Training for one of the most prestigious jiu-jitsu tournaments in the world and studying full-time in college are both highly demanding endeavors on their own. Many people might say that doing both at the same time and hoping to be successful in each pursuit would be nearly impossible. But this year, purple belt Chris Wojcik made the impossible happen.
Wojcik, 22, says that his jiu-jitsu career has thus far spanned four and a half years and was inspired largely by his time wrestling in high school. “I started training because I finished my wrestling career and had little interest in collegiate wrestling (and very few opportunities to do so), but I still had to desire to grapple/learn to fight,” he says. So far, his time in the sport has paid off well for him — as a blue belt, he earned bronze at Pans and twice at No-Gi Worlds. This year, he added his most impressive accomplishment yet to his jiu-jitsu resume by winning gold as a purple belt at No-Gi Worlds.
In addition to being a BJJ purple belt, Wojcik is also in his senior year at Loyola University Chicago, where he’s studying multimedia journalism. Not surprisingly, his class workload combined with the training needed to compete at such a high level made for a super demanding schedule. “When training for No-Gi Worlds, I had to really up my discipline and focus,” he says. “I would train every day at least once, morning or night depending on my class schedule, and then Fridays I had no class for school, so I would train for about 4-5 hours split between two academies. I would also teach a few privates during the week early in the morning and try and lift weights as well early in the morning or late at night, whenever I could squeeze it in.”
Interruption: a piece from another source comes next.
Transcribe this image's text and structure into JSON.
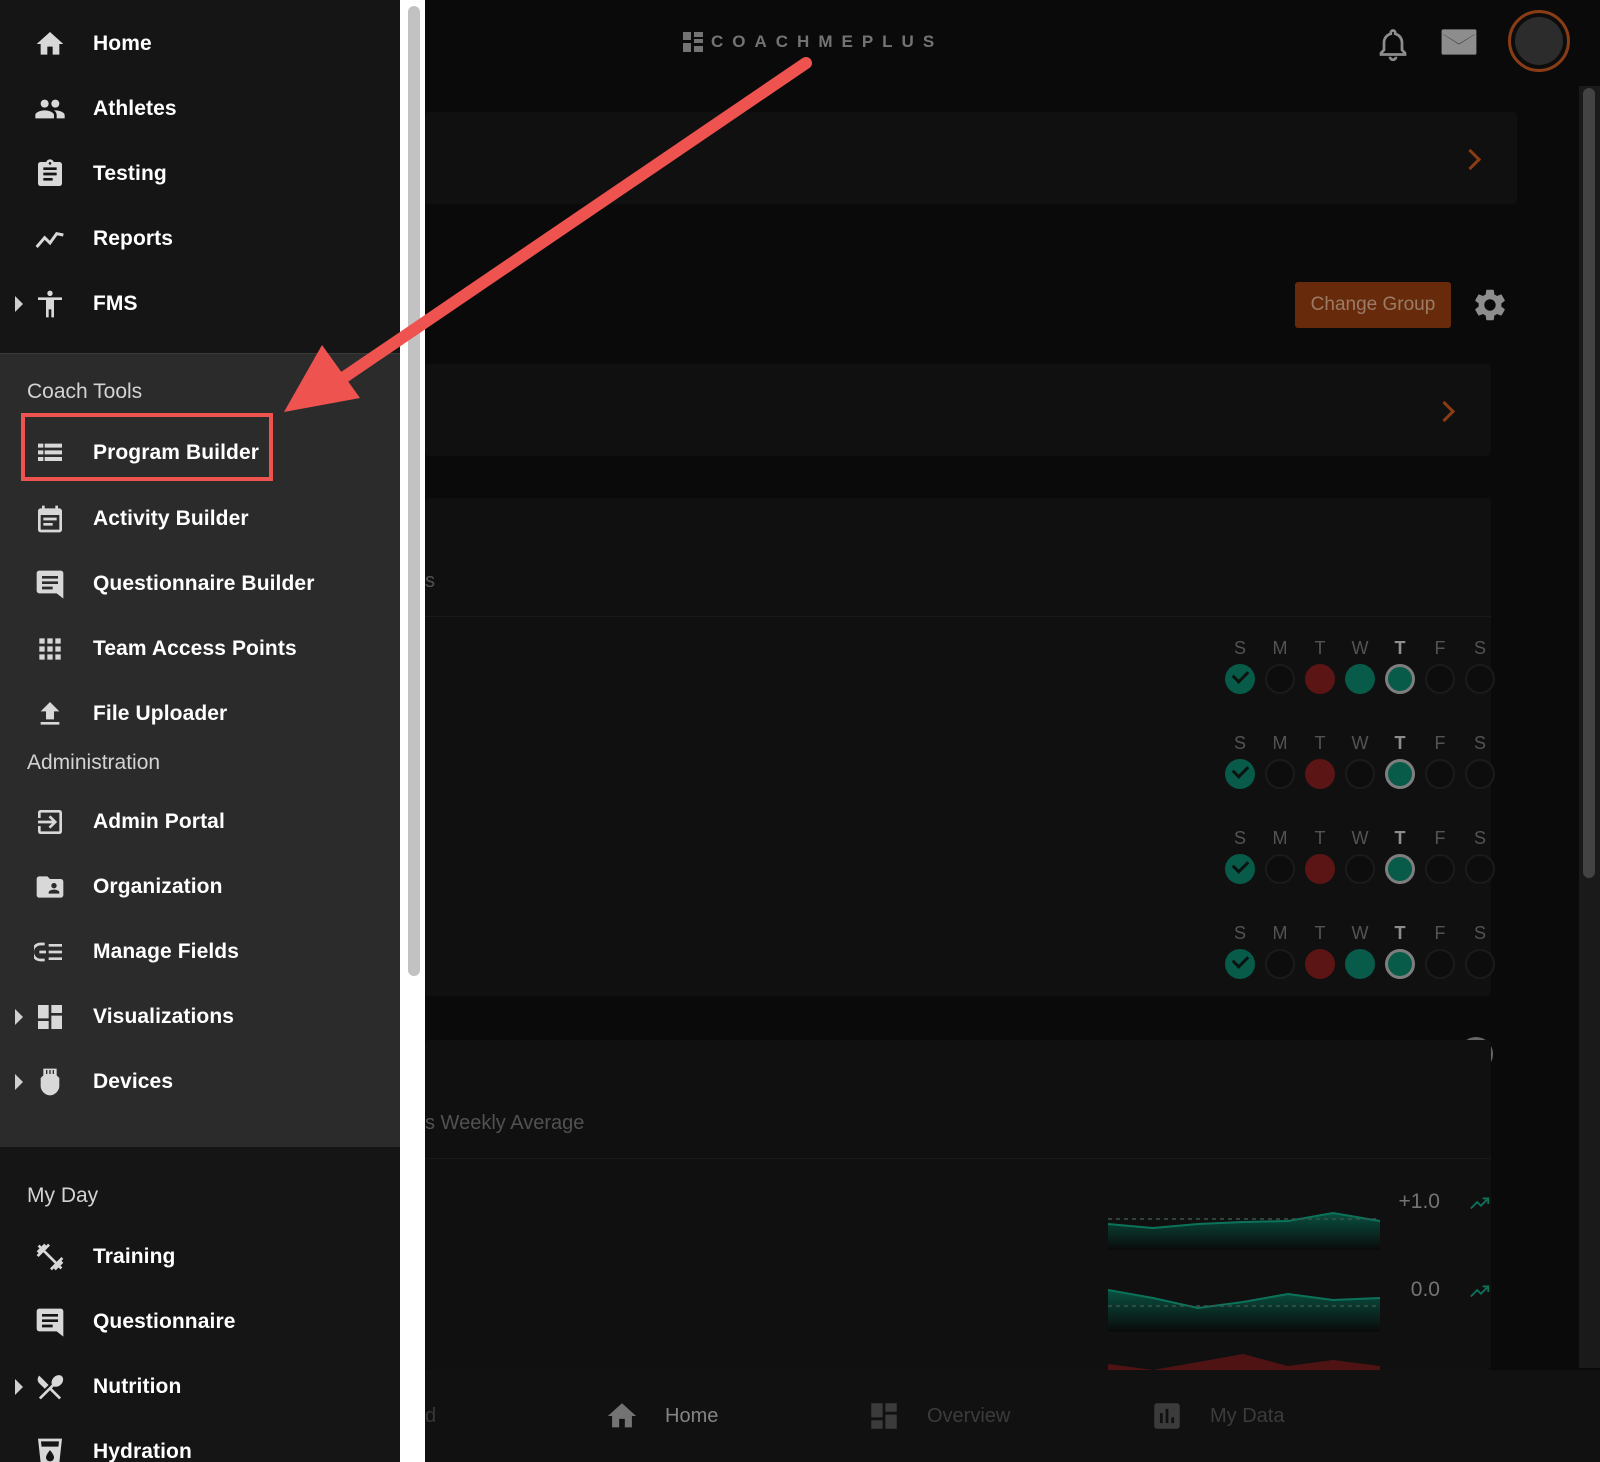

To make matters even more stressful, No-Gi Worlds and school finals took place during the same week for Wojcik. “I had to really maintain focus mentally in order to perform at my best in the classroom and on the mat,” he says. It wasn’t easy, though, and all the pressure took its toll on Wojcik leading up to No-Gi Worlds. He says about two weeks before the tournament, he started to burn out, feeling “sad” and “not at all motivated to train.” But, not the type to quit, Wojcik took the break that his mind needed, and it paid off. “Despite feeling as if I ‘had’ to train, I eventually rested and I was able to peak at the tournament and not in the gym,” he says.
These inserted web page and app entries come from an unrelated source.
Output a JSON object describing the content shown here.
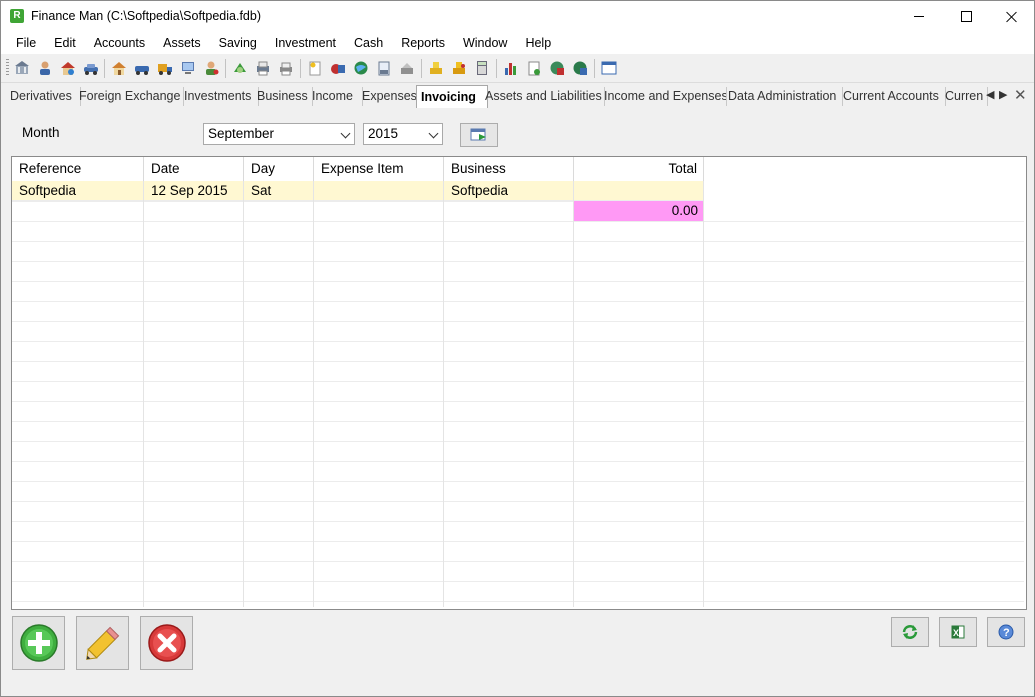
{
  "window": {
    "title": "Finance Man (C:\\Softpedia\\Softpedia.fdb)",
    "app_icon_letter": "R"
  },
  "menu": {
    "items": [
      "File",
      "Edit",
      "Accounts",
      "Assets",
      "Saving",
      "Investment",
      "Cash",
      "Reports",
      "Window",
      "Help"
    ]
  },
  "toolbar": {
    "icons": [
      "bank-icon",
      "person-icon",
      "house-icon",
      "car-icon",
      "home-icon",
      "vehicle-icon",
      "truck-icon",
      "computer-icon",
      "user-icon",
      "money-icon",
      "printer-icon",
      "print-icon",
      "note-icon",
      "piggy-bank-icon",
      "globe-icon",
      "document-icon",
      "cash-register-icon",
      "coins-icon",
      "gold-icon",
      "calculator-icon",
      "bar-chart-icon",
      "new-document-icon",
      "globe-chart-icon",
      "globe-chart-2-icon",
      "window-icon"
    ]
  },
  "tabs": {
    "items": [
      "Derivatives",
      "Foreign Exchange",
      "Investments",
      "Business",
      "Income",
      "Expenses",
      "Invoicing",
      "Assets and Liabilities",
      "Income and Expenses",
      "Data Administration",
      "Current Accounts",
      "Curren"
    ],
    "active": "Invoicing",
    "close_glyph": "✕",
    "prev_glyph": "◀",
    "next_glyph": "▶"
  },
  "filter": {
    "month_label": "Month",
    "month_value": "September",
    "year_value": "2015"
  },
  "grid": {
    "columns": [
      "Reference",
      "Date",
      "Day",
      "Expense Item",
      "Business",
      "Total"
    ],
    "rows": [
      {
        "reference": "Softpedia",
        "date": "12 Sep 2015",
        "day": "Sat",
        "expense_item": "",
        "business": "Softpedia",
        "total": ""
      }
    ],
    "grand_total": "0.00"
  },
  "colors": {
    "selected_row": "#fff8d2",
    "total_highlight": "#ff99f5"
  }
}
Wojcik doesn’t pretend that he cruised through this crazy time of his life, and if other full-time college students are hoping to win big in BJJ while studying, he advises them to focus on their mental health. “I think that taking care of your mind is really important, and I think that this is something a lot of people, especially college students who are younger seem to neglect… I just try and stay focused on myself and don’t concern myself with what ‘everyone else’ is doing.”
Graduation for Wojcik will finally come in May of 2020, and once he’s done with school, he’ll be looking to crush his other goals both on the mats and in “normal life.” While he finds that specific competition goals “ruin the fun of competing” for him, he will continue to pursue his black belt and compete against “the best of the best” in the sport’s top competitions. He’ll also be working on his education and career, and of course, he hopes to do it all with his “support system” by his side. “Academically, I want to finish my bachelor’s degree, and eventually perhaps move on to a graduate program or begin a career in media. I just want to thank my friends, training partners, my family, and my instructors Jeff Serafin and Jay Valko who have been incredibly understanding of my hectic schedule and my goals throughout the last few years.”